Notes: This episode contains a great example of the word mon/mono being used in a special sense.
Editions Status Total Readers
Standard Unread 280
Pro
The narrator describes a surprise he experienced on his birthday.
Notes: This episode contains notes on an expression that means "to nearly (do something)" and a use of the word tonikaku for emphasis.
Editions Status Total Readers
Standard Unread 351
The end of the year is not just a time for holidays, as narrator discovers.
Notes: This episode contains an expression that means "to involve an innocent bystander in a (usually tragic) event," and two long notes that look at sentences with omitted components.
Editions Status Total Readers
Standard Unread 325
Pro
The narrator relates the consequences of differing cultural expectations related to hosting and hospitality.
Notes: This episode contains several less-common vocabulary words, such as one that means "to entertain guests with food and drink" and another that means "to prepare food in advance."
Editions Status Total Readers
Standard Unread 364
Pro
The narrator and his wife meet in the middle.
Notes: This episode contains a note on the interesting expression nan nara, a way of avoiding being too direct.
Editions Status Total Readers
Standard Unread 260
Pro
The narrator strikes a nerve in his wife and learns a new expression.
Notes: This episode easily contains more references to poop than all other episodes across all other series combined.
Editions Status Total Readers
Standard Unread 364
Pro
The narrator dives more deeply into the topic by asking a friend for his take.
Notes: This episode contains a note on the word sasuga, as well as interesting vocabulary, as always.
Editions Status Total Readers
Standard Unread 222
Pro
Everyone knows that service in Japan is amazing...as long as you stay within the lines.
Notes: This episode contains two breakdowns of sentences that demonstrate "special effect" usages of wa.
Editions Status Total Readers

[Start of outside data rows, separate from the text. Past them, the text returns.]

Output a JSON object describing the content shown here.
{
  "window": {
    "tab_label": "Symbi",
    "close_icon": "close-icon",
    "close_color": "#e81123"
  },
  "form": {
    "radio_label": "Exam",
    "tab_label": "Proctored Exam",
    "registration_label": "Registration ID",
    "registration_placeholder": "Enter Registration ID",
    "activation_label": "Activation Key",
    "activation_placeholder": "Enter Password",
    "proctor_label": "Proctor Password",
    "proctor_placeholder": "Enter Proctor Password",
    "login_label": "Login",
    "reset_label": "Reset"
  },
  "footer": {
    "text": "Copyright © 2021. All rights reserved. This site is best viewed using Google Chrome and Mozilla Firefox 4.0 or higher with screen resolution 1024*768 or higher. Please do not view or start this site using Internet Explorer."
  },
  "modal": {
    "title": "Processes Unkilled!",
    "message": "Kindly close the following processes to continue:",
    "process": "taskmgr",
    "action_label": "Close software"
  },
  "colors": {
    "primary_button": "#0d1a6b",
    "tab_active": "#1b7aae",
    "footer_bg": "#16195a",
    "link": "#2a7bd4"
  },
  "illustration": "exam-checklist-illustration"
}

Standard Unread 264
Pro
The narrator wonders why the restaurant can't make a simple change...and gets a reasonable explanation from his wife.
Notes: This episode contains a very challenging sentence, accompanied by a detailed breakdown.

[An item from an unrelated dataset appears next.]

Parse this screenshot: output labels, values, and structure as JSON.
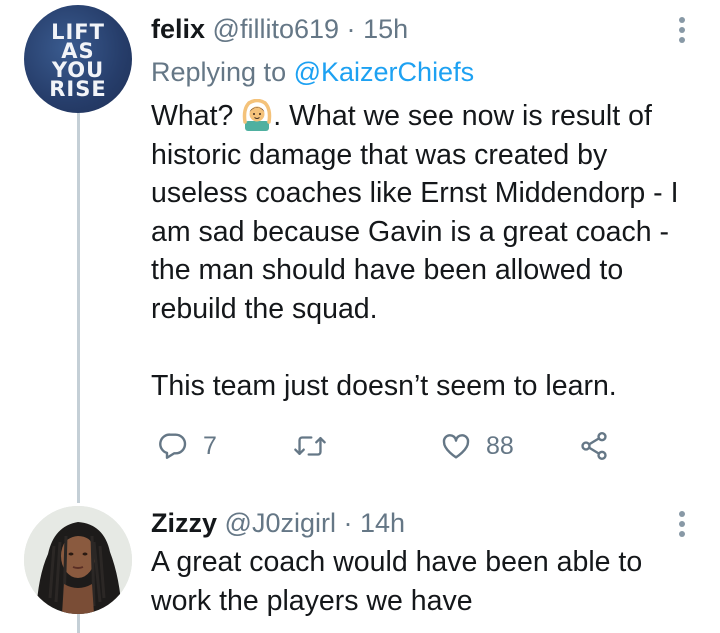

Editions Status Total Readers
Standard Unread 205
Pro
The narrator relates an experience at a restaurant near his hotel.
Notes: This episode contains a note on the use of the (volitional) to suru pattern and a discussion about differing definitions of "good customer service."
Editions Status Total Readers
Standard Unread 165
Pro
The narrator muses over his wife's oddly frequent trips to the store.
Notes: This episode contains notes on the word matomete, two instances of the -te oku pattern, and more.
Editions Status Total Readers
Standard Unread 60